To tell the truth, I am now an agnostic, one who finds the whole of religion to be deeply suspect.  At the same time, I cannot deny that this music and this language touches some part of me deep inside, a place where rational thought is only a dim light off in the distance, hidden by the obscurations of old learnings, practices and teachings.  I still love the sounds of chant and the majestic polyphony of Orlando and Palestrina.

I can no longer hear the original themes of either Gombert or religion, but that’s fine.  I still have the sense and sentiment of both, and that works perfectly for me.  I can still recognize the patterns from long ago, and in so doing, revisit and make a kind of sense out of all those layers of history, time and change along the way.  

Thursday, June 3, 2010

Answer - Looking up land

Unfortunately, not everything is on the web, and an important part of research skill is knowing how to navigate over information that's NOT in the Google index!  A good deal of this kind of "official information" is in the deep / dark web.  

This is just one of those things you've got to know: To look up information about a parcel, you'll probably need to go look at the tax assessor's records.   

Nearly all counties in the US have a tax assessor's office with online records.  Unfortunately, they're all different, with little consistency between them.  Luckily, the method I outline below is doable in many other places with a little revision.  

Here's what I did.  

1.  Look up the tax assessor's web site.  That's a simple search: 
         [ tax assessor Santa Clara county parcel maps ] 
     ...which gets you to the county's web site with the maps

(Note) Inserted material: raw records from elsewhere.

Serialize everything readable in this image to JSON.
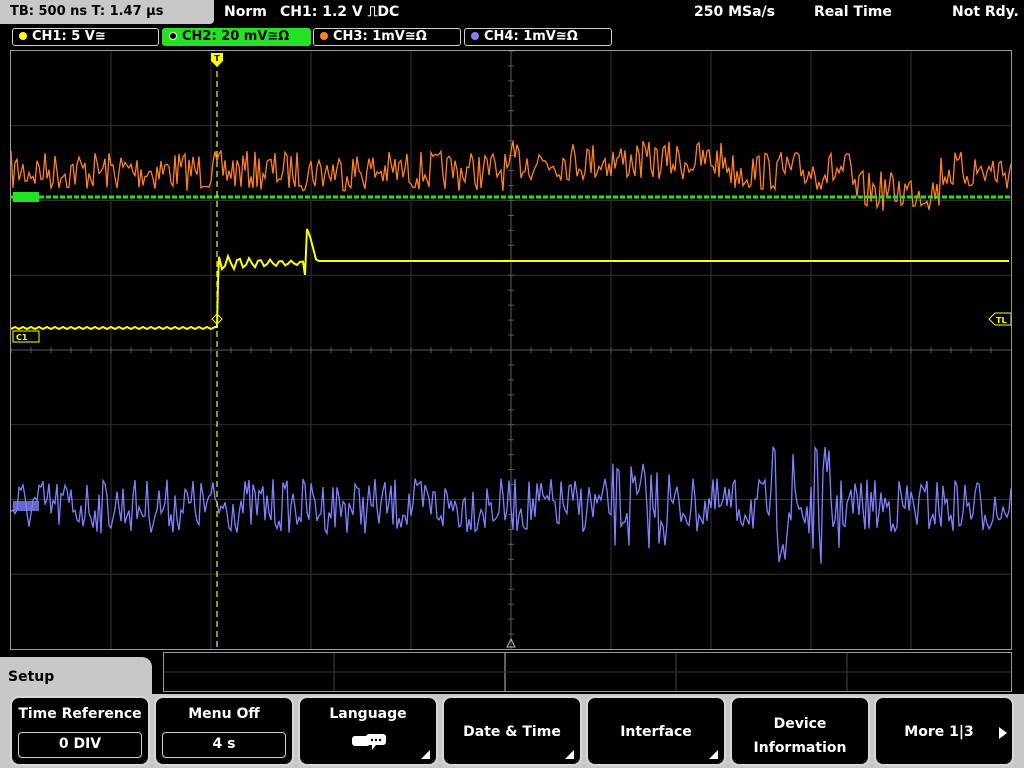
{
  "status": {
    "timebase": "TB: 500 ns   T: 1.47 µs",
    "mode": "Norm",
    "trigger": "CH1: 1.2 V ⎍DC",
    "sample_rate": "250 MSa/s",
    "acq_mode": "Real Time",
    "ready": "Not Rdy."
  },
  "channels": [
    {
      "label": "CH1: 5 V≅",
      "color": "#ffff00"
    },
    {
      "label": "CH2: 20 mV≅Ω",
      "color": "#23e223"
    },
    {
      "label": "CH3: 1mV≅Ω",
      "color": "#ff8020"
    },
    {
      "label": "CH4: 1mV≅Ω",
      "color": "#8080ff"
    }
  ],
  "markers": {
    "trigger": "T",
    "ch1": "C1",
    "trigger_level": "TL"
  },
  "menu": {
    "title": "Setup",
    "keys": [
      {
        "label": "Time Reference",
        "value": "0 DIV"
      },
      {
        "label": "Menu Off",
        "value": "4 s"
      },
      {
        "label": "Language",
        "icon": "speech-bubbles-icon"
      },
      {
        "label": "Date & Time"
      },
      {
        "label": "Interface"
      },
      {
        "label": "Device",
        "label2": "Information"
      },
      {
        "label": "More 1|3"
      }
    ]
  }
}
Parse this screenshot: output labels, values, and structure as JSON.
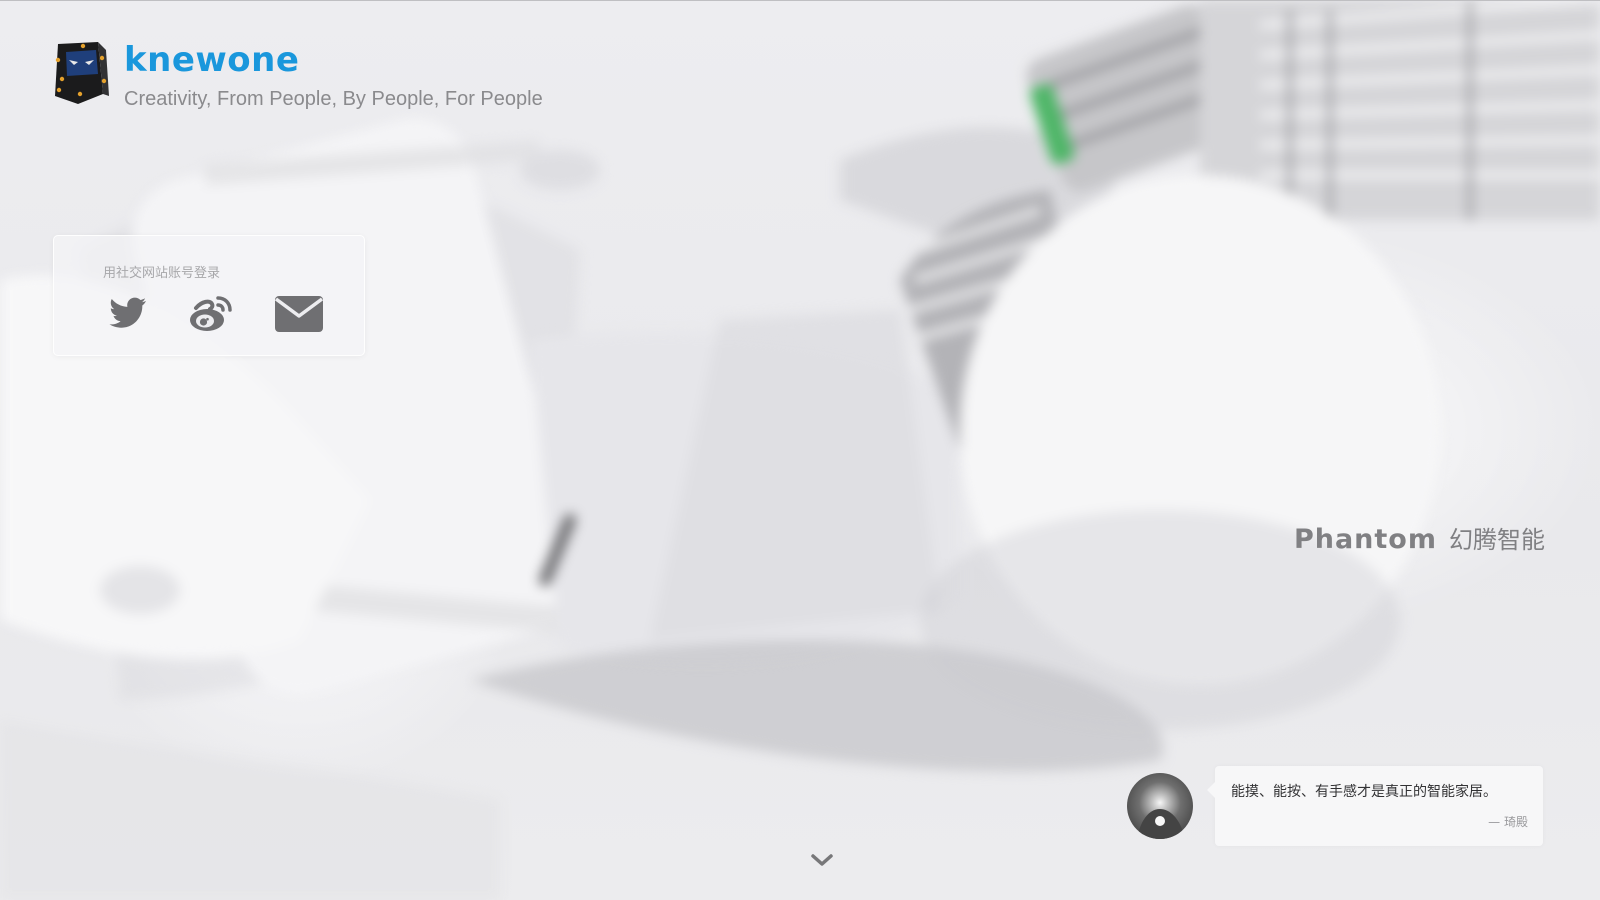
{
  "header": {
    "brand_name": "knewone",
    "tagline": "Creativity, From People, By People, For People"
  },
  "login": {
    "title": "用社交网站账号登录",
    "providers": [
      {
        "name": "twitter",
        "icon": "twitter-icon"
      },
      {
        "name": "weibo",
        "icon": "weibo-icon"
      },
      {
        "name": "email",
        "icon": "mail-icon"
      }
    ]
  },
  "feature": {
    "brand_en": "Phantom",
    "brand_cn": "幻腾智能"
  },
  "quote": {
    "text": "能摸、能按、有手感才是真正的智能家居。",
    "author": "— 琦殿"
  },
  "colors": {
    "brand_blue": "#1a97dc",
    "icon_gray": "#6f6f72",
    "text_gray": "#8a8a8d"
  }
}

2.  Navigate through the website to the parcel database.  
     ... in this case, look at the left-hand side of the page (where the navigation 
        controls usually appear).  
     ... there, you'll find a link labeled "Look up property records" 
     ... keep on following links until you get to the page that's labeled
         "County of Santa Clara ARI"

     ... fill out the form on this page  

3. Click on the link labeled "Assessor map" 
     ... Note that there are two links to look at maps.  One just give you a regular map, 
     ... the other is the "Assessor's Map"  (aka "a plat") which has all of the parcels for the 
     ... county (or city) on it.  

And... the one thing you've got to know is that Assessor's maps also have a great deal of extra information--such as acreage per parcel.  In this case, you can just look at the map and read off the acreage. 

I've had people in my classes complain that "all you're doing is teaching us tricks!"  

I wish there was a deep, rich, meta-theoretically clean model I could give you -- but the truth is, a great deal of being a great researcher is knowing what's possible to find, and how to find it.  In the general case of tax / city / county plat information, you've got to go mine it out of the county's deep web. 

But at least now you know how!  

Wednesday, June 2, 2010

Wednesday Search Challenge (June 2, 1020) - Looking up information about land

I live in Palo Alto, the home of Stanford, the previous home of Google, and the heart of Silicon Valley.  Yes, some might think SiValley is in Santa Clara or Sunnyvale or Cupertino--but for many of us, it's Palo Alto.

I've worked in several different buildings in Palo Alto, but probably none quite as well known as PARC (aka Xerox Palo Alto Research Center).  Wikipedia has a nice, balanced article about PARC,  or you could go check out PARC's current web site.  

That's all history.  But suppose you're interested in something about the physical nature of PARC.  It has distinctive architecture (a bit like the hanging gardens of Babylon)... 

But overall, it's not that big of a place.  At it's peak, about 300 researchers worked there.  That's a lot of ideas per person.  

However, this is a post about a search challenge... and here's the challenge:  

How many acres is the PARC site?  Your answer should be precise down to the tenth of an acre.  

(To be precise.... I'm only interested in the parcel at 3333 Coyote Hill Rd., Palo Alto, CA.) 

Can you figure it out?